TASK DESCRIPTION: From the entries below, copy every line that holds the word "Προσθήκη".

SUPPLIED RECORDS:
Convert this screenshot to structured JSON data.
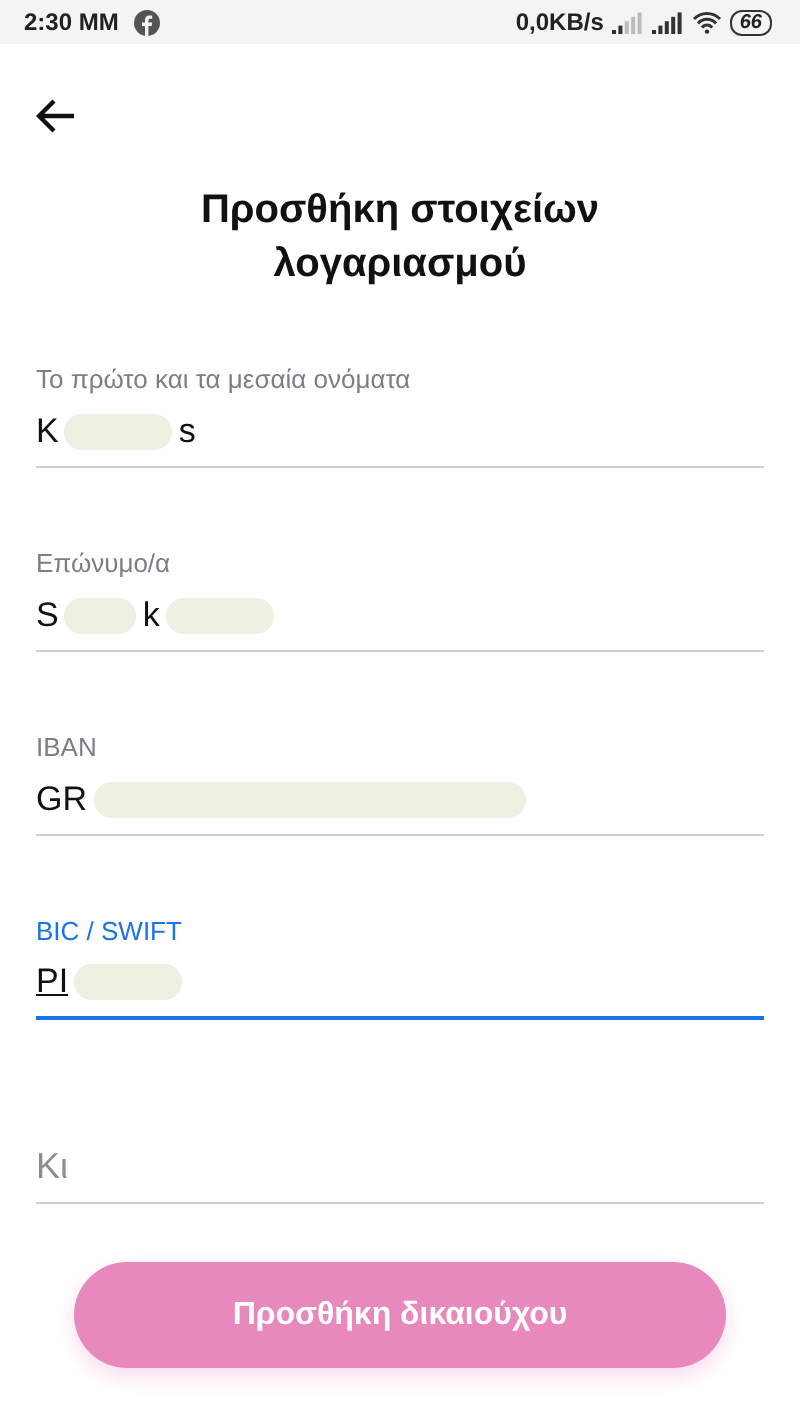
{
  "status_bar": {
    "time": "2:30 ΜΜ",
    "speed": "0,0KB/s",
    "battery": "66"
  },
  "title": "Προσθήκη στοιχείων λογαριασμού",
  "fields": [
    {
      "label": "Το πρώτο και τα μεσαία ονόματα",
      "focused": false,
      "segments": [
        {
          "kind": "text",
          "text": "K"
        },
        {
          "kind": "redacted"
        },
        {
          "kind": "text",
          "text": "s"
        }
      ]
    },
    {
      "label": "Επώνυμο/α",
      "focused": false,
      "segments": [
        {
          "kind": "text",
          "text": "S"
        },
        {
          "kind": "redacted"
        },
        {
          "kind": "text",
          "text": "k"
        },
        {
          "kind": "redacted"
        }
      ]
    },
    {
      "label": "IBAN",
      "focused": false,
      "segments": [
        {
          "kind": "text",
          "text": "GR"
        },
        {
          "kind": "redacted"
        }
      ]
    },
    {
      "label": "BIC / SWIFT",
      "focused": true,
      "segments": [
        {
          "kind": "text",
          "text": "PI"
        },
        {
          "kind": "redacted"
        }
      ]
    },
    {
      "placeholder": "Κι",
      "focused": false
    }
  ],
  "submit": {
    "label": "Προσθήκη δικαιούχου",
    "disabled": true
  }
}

WRITTEN ANSWER:
  "title": "Προσθήκη στοιχείων λογαριασμού",
    "label": "Προσθήκη δικαιούχου",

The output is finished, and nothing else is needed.